The block brake under the first hill.

The train dives to the left, and near the ground in another sand diorama, on-ride photos are taken.  The train turns to the left toward the ground, and the last element is a wooden coaster-like fan curve.  LIM’s are again mounted here to move trains out quickly.  A curve to the left brings the train to the pre-station waiting area with more LIM’s and a pair of pneumatic brakes to control the train.  A sliding track track allows the train to go to the left and right stations as needed.  The ride concludes with the braking area at the end, where permanent magnetic brakes are mounted, allowing them to cut down most of the train speed before the pneumatic brakes finish the job.
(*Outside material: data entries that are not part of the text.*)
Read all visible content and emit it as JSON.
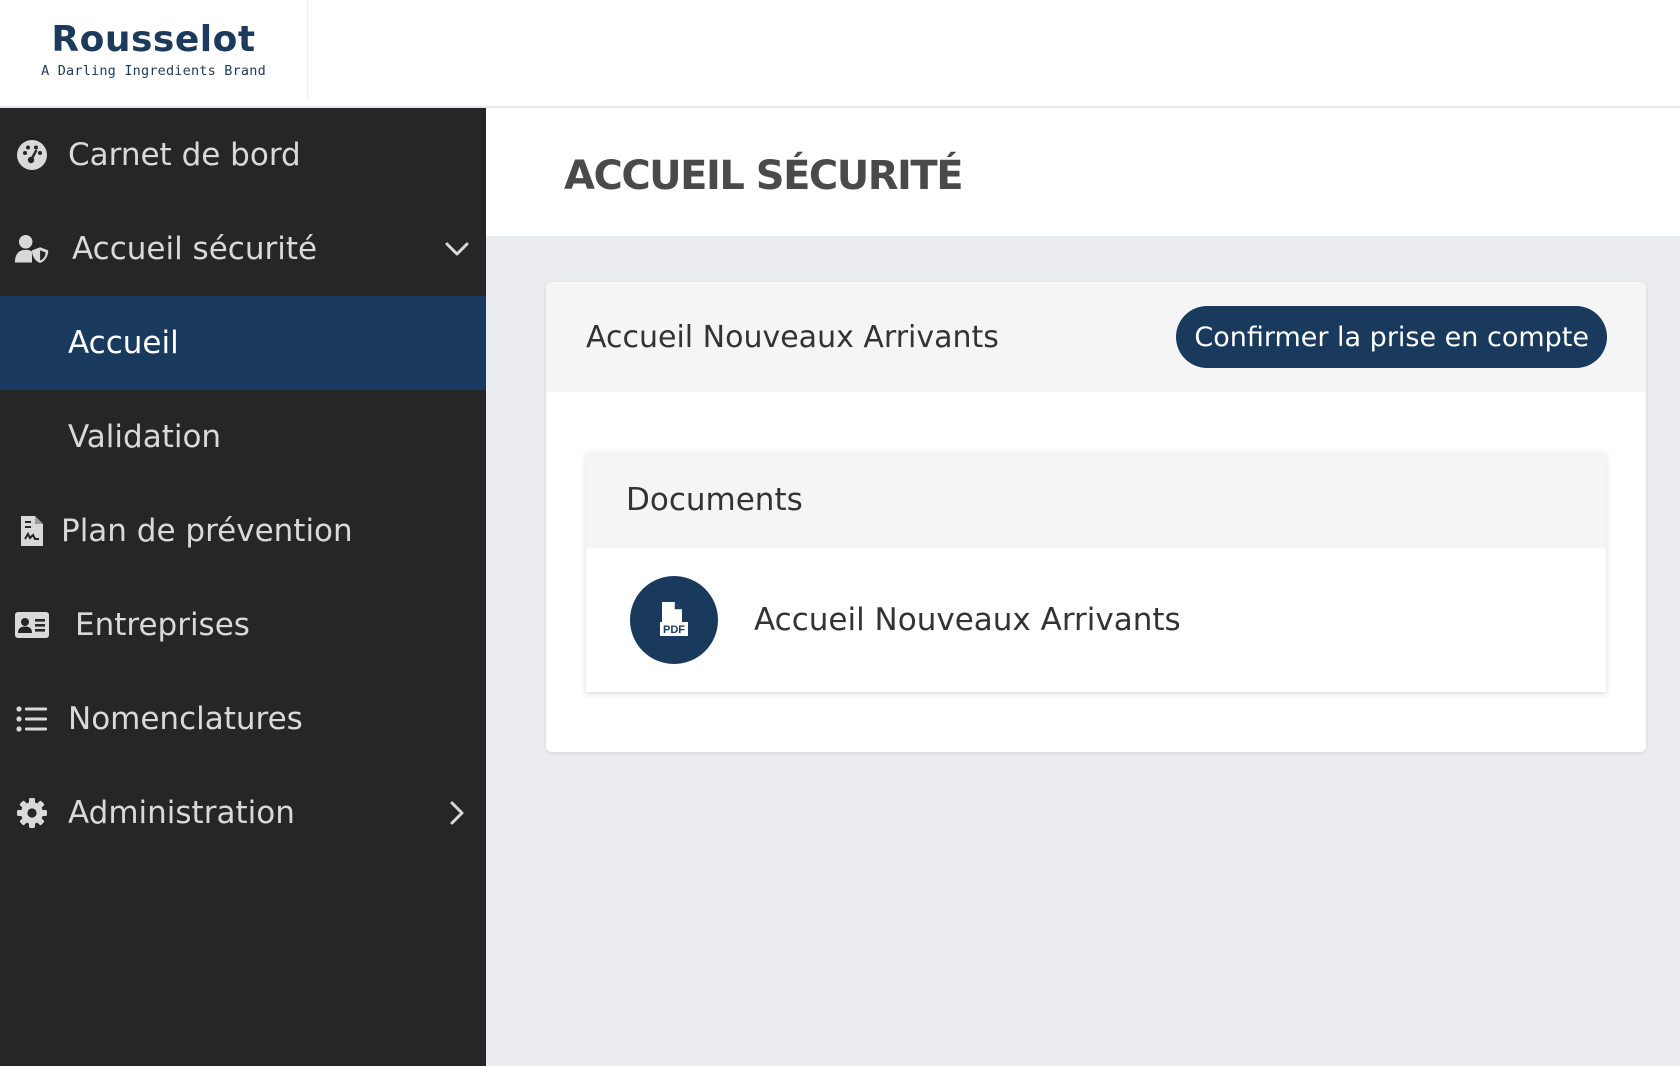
{
  "brand": {
    "name": "Rousselot",
    "tagline": "A Darling Ingredients Brand",
    "color": "#1b3a5c"
  },
  "sidebar": {
    "items": [
      {
        "label": "Carnet de bord",
        "icon": "dashboard-icon"
      },
      {
        "label": "Accueil sécurité",
        "icon": "user-shield-icon",
        "expanded": true,
        "children": [
          {
            "label": "Accueil",
            "active": true
          },
          {
            "label": "Validation",
            "active": false
          }
        ]
      },
      {
        "label": "Plan de prévention",
        "icon": "file-signature-icon"
      },
      {
        "label": "Entreprises",
        "icon": "id-card-icon"
      },
      {
        "label": "Nomenclatures",
        "icon": "list-icon"
      },
      {
        "label": "Administration",
        "icon": "gear-icon",
        "expanded": false
      }
    ]
  },
  "page": {
    "title": "ACCUEIL SÉCURITÉ"
  },
  "card": {
    "title": "Accueil Nouveaux Arrivants",
    "confirm_label": "Confirmer la prise en compte",
    "documents": {
      "title": "Documents",
      "items": [
        {
          "name": "Accueil Nouveaux Arrivants",
          "icon": "pdf-file-icon"
        }
      ]
    }
  },
  "colors": {
    "sidebar_bg": "#262626",
    "accent": "#193a5c",
    "content_bg": "#ebecf0"
  }
}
Ride operation and changes since Opening:

On July 29th, 2005, there was a technical issue with the braking system at the end of the ride.  As a result, a purple train rear-ending the red train stopped in the pre-station braking position.  As a result of this accident, in addition to maintenance upgrades, the ride was slowed down post lift hill.

A fixed magnetic eddy-current magnetic brake was mounted before the loop and another set on the braking section before the airtime hills.  They were adjusted to slow the general speed down and make the ride not as intense as it was when it opened.

When Disney built the new Toy Story Mania dark ride attraction behind the lift hill/loop, the loop was temporarily removed to allow construction.  The station and waiting queue of Toy Story Mania are in front of California Screamin, and the vehicles use two tunnels to reach and exit the main building behind.

The Vertical Loop itself was replaced twice, as it is the portion of the ride that receives the most force.  Most recently, it was in 2018 when the ride was transformed into Incredicoaster.

The original safety announcements and launch countdown were by Dee Bradley Baker. They were changed in 2010 to new ones from Neil Patrick Harris.

Before we get to Incredicoaster, in 2011, the ride received a light makeover, with Mickey’s ears on the loop replaced by a Paradise Pier sign.  One further change happened to the large turnaround section when the Maliboomer Space Shot attraction was removed for aesthetic reasons.  It also had a low satisfaction rate with guests, and the ride pad was turned into a garden area.